In the face of such formulations, there are only two possibilities: either the initial answers have been widely distorted to conform to the current verbiage of the synodal church, or the answers are authentic, but they come from that tiny portion of Catholics (who are, however, found -- always the same ones -- in all pastoral councils, diocesan committees, ad hoc commissions, and whatnot) who are sufficiently ideologized already: the "elect portion" that, to make a point, supports the permissibility of abortion but also teaches catechism; serves as an extraordinary minister of holy communion but does not believe in transubstantiation; turns the parish upside down to remove wax candles and save the planet from global warming but keeps the house at a comfortable 70° F.

Another ubiquitous aspect of the document is the hammering on inclusiveness. In §13, it states that the "synodal Church [...] learns from listening how to renew its evangelizing mission in the light of the signs of the times, in order to continue to offer humanity a way of being and living in which all can feel included and protagonists." Who are the excluded who need to be "included and protagonists"? Who are those who do not feel represented in the Church?

Reading § 39 raises more than a suspicion that these are people who live and think in a way that contradicts the faith on essential aspects, and who have no intention of change whatsoever, but instead are waiting for a change on the part of the Church, so that it may recognize as "inspired by the Holy Spirit, as a prophetic voice, or sign of the times" -- according to the already more than proven synodal phraseology -- what simply expresses a feeling, a desire, a way of life that needs to be corrected and purified: "Among those who ask for a more incisive dialogue and a more welcoming space we also find those who for various reasons feel a tension between belonging to the Church and their own affective relationships, such as: remarried divorcees, single parents, people living in a polygamous marriage, LGBTQ people, etc." This suspicion is confirmed by a quote from the ideologically correct summary sent by the EC of the USA: "People are asking for the Church to be a refuge for those who are hurt and bent, not an institution for the perfect. They want the church to meet people wherever they are, to walk with them rather than judge them, and to build real relationships through caring and authenticity, not a sense of superiority."

In the same vein are the paragraphs devoted to the issue of the alleged exclusion of women from the life of the Church: "Many syntheses [...] call for the Church to continue discernment on some specific issues: the active role of women in the governing structures of ecclesial bodies, the possibility for women with adequate formation to preach in parish settings, women's diaconate.
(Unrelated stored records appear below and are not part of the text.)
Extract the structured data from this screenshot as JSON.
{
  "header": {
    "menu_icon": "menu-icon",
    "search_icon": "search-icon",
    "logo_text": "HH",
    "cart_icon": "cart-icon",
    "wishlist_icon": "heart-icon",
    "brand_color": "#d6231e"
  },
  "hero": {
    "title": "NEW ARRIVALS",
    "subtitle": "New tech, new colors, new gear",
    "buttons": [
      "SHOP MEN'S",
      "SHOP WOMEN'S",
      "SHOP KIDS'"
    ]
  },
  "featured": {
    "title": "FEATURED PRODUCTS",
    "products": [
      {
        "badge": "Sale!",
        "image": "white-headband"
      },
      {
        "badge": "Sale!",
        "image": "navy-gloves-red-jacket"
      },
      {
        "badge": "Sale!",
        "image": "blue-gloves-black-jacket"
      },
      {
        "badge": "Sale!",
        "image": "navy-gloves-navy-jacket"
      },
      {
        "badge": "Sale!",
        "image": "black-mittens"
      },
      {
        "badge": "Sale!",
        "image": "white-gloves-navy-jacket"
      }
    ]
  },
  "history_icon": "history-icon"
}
Much more diversified positions are expressed regarding presbyteral ordination for women, which some syntheses desire, while others consider it a closed issue" (§ 64). The contribution of institutes of consecrated life sounds the charge: "In the decision-making processes and language of the Church, sexism is widespread.... As a result, women are precluded from significant roles in the life of the Church, and they suffer discrimination because they do not receive a fair wage for the tasks and services they perform.... There is a tendency in some Churches to exclude women and to entrust ecclesial tasks to permanent deacons; and also to undervalue consecrated life without a habit."
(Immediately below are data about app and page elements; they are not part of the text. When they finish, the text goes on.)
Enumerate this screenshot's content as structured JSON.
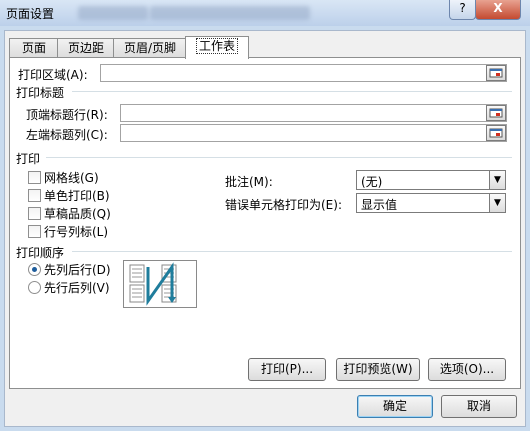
{
  "window": {
    "title": "页面设置",
    "help_label": "?",
    "close_label": "X"
  },
  "tabs": [
    {
      "label": "页面"
    },
    {
      "label": "页边距"
    },
    {
      "label": "页眉/页脚"
    },
    {
      "label": "工作表"
    }
  ],
  "active_tab": "工作表",
  "print_area": {
    "label": "打印区域(A):",
    "value": ""
  },
  "print_titles": {
    "heading": "打印标题",
    "rows_label": "顶端标题行(R):",
    "rows_value": "",
    "cols_label": "左端标题列(C):",
    "cols_value": ""
  },
  "print": {
    "heading": "打印",
    "options": [
      {
        "label": "网格线(G)",
        "checked": false
      },
      {
        "label": "单色打印(B)",
        "checked": false
      },
      {
        "label": "草稿品质(Q)",
        "checked": false
      },
      {
        "label": "行号列标(L)",
        "checked": false
      }
    ],
    "comments_label": "批注(M):",
    "comments_value": "(无)",
    "errors_label": "错误单元格打印为(E):",
    "errors_value": "显示值"
  },
  "page_order": {
    "heading": "打印顺序",
    "options": [
      {
        "label": "先列后行(D)",
        "selected": true
      },
      {
        "label": "先行后列(V)",
        "selected": false
      }
    ]
  },
  "buttons": {
    "print": "打印(P)...",
    "preview": "打印预览(W)",
    "options": "选项(O)...",
    "ok": "确定",
    "cancel": "取消"
  },
  "colors": {
    "titlebar": "#bcd0ea",
    "close_button": "#c44a30",
    "radio_dot": "#1e5d9c",
    "preview_arrow": "#1f7d9c"
  },
  "icons": {
    "collapse": "range-selector-icon",
    "dropdown": "chevron-down-icon"
  }
}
Who knows whether "the underestimation of consecrated life without a habit" is really the main problem in the Church today. But it can escape no one's notice that this document is silent about what is now right before our eyes, the eyes of even the most blind among the blind: mass apostasy, galling liturgies, the collapse of priestly and religious vocations, a disregard for human life, broken families. And a pontificate that is increasingly the cause of the disorientation of the faithful.